You’ll notice dark watermark stains on the ceiling if water stagnates on the rooftop. Over time, the water stains weaken the ceiling until water starts sipping through it. The affected area may also look flaky, bloated, or warped. Ignoring water stains increases the risk of damaging office machines and equipment when the dampness causes the ceiling to come down.
When water stains form on the walls and the floor, the water will eventually crack and loosen the tiles. Furthermore, stagnant water that dampens the room creates a musty smell that triggers respiratory issues among employees. The dampness fills the office and erases the prints on wet paper documents, causing businesses to lose pertinent information.
Commercial buildings usually have electronic devices, such as multifunctional printers, business telephone systems, mailing equipment, paper shredders, computers, iPads, smartphones, computer networks, and internet connections. Moreover, these pieces of equipment can suffer considerable damage due to flooding, a leaking roof, or extreme humidity.
Exposing a commercial property to water damage for an extended period will compromise the building’s integrity. For instance, molds can lead to structural damage when they eat away the building material’s organic components. Likewise, water damage to ceilings, walls, and floor fixtures may also compel property owners to replace the affected parts.
Increased Utility Bills
Did you know that water damage increases your monthly utility bill? A leak in the building’s plumbing system or an inefficient HVAC may require more power. In such cases, property owners notice their water bill increases despite not changing their habits and water usage. Unfortunately, increased utility consumption can the consequent bills may reduce a business’s profit margins, making it less sustainable.
Occupant Health Risk
As mentioned, water damage poses health risks to the building’s occupants. Besides causing respiratory complications, water damage may result in greywater and blackwater. While greywater is wastewater from sinks, baths, washing machines, and other kitchen appliances, blackwater is contaminated water that contains fecal matter from the sewage.
Although greywater is relatively clean, it’s never potable because it potentially carries bacteria and viruses. Alternatively, extended exposure to blackwater can cause infections, illnesses, and long-term respiratory issues.
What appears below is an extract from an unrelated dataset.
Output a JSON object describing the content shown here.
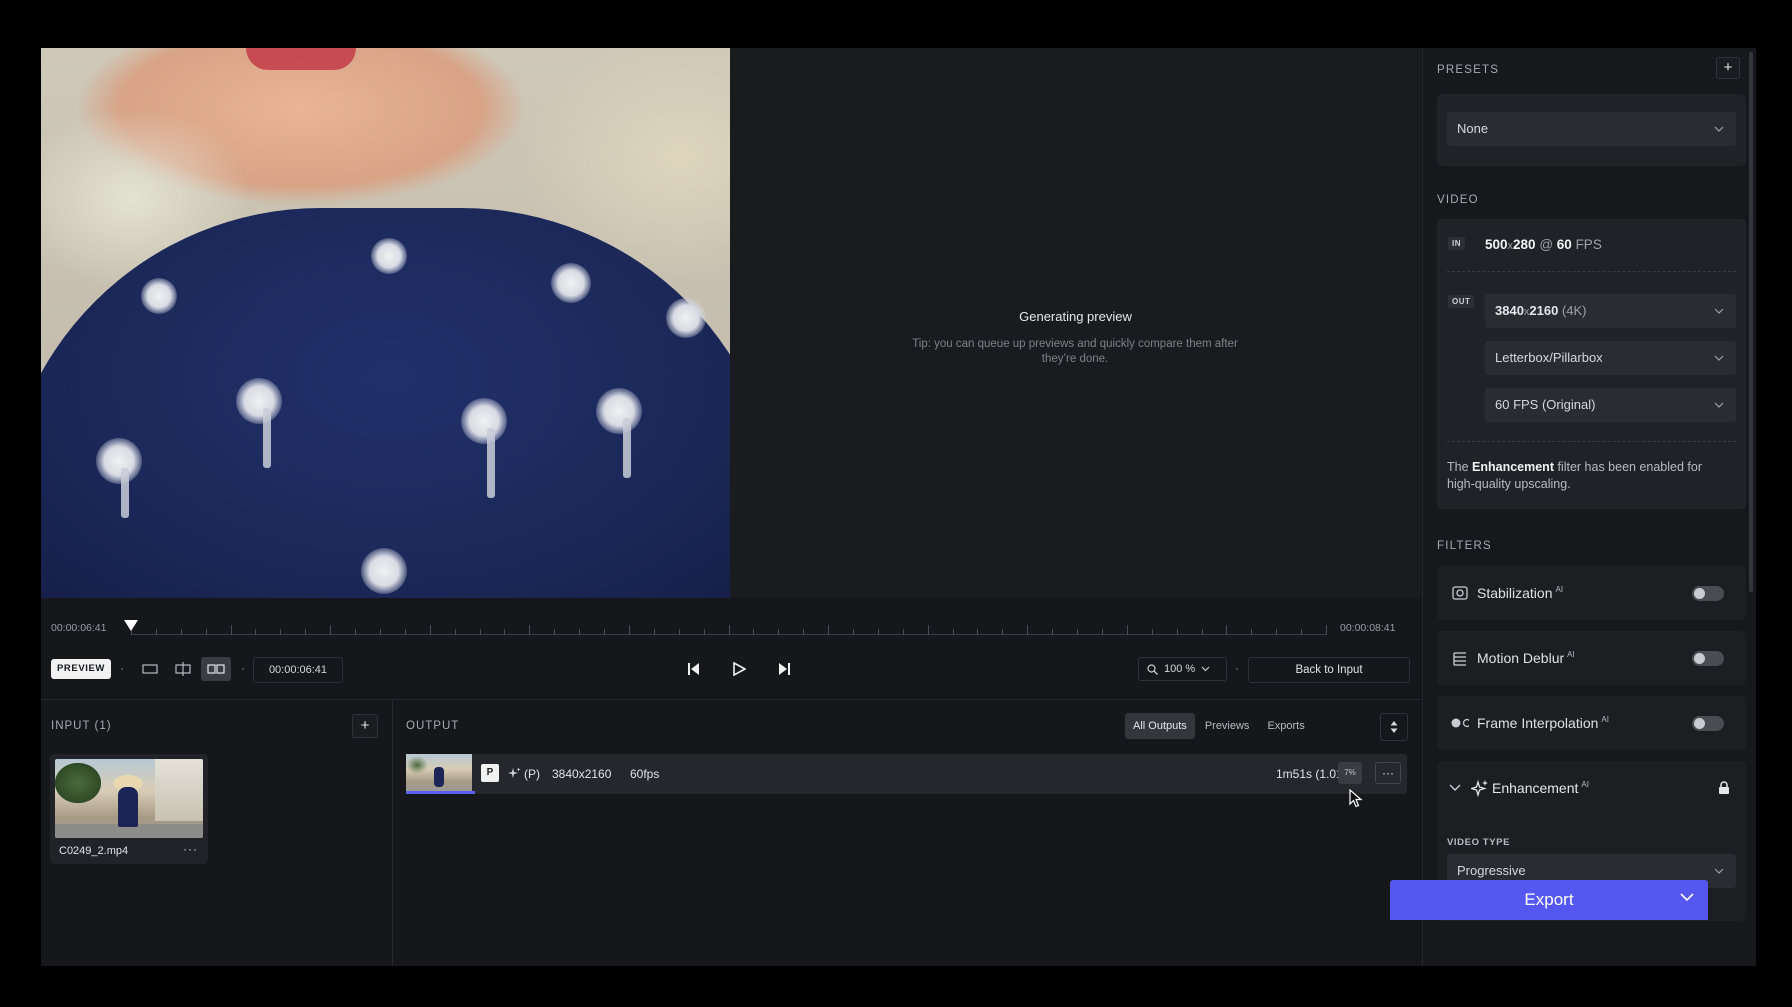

Being in contact with blackwater increases a person’s risk of developing diseases like Bilharzia and Cholera.
In addition, leaving blackwater standing for extended periods may lead to algae bloom growth that increases the risk of various health conditions, including liver failure, diarrhea, nausea, vomiting, and memory loss.
Looking for an Expert In Emergency Commercial Restoration?
The longer you wait to address water damage, the worse the problem gets. At BlueTeam, we believe that response time is crucial. Our team of experts is willing to help you spend less time and money during your commercial property’s final restoration. Get in touch with us today to learn more about what we can do for your commercial or residential properties. Contact us today to make an appointment.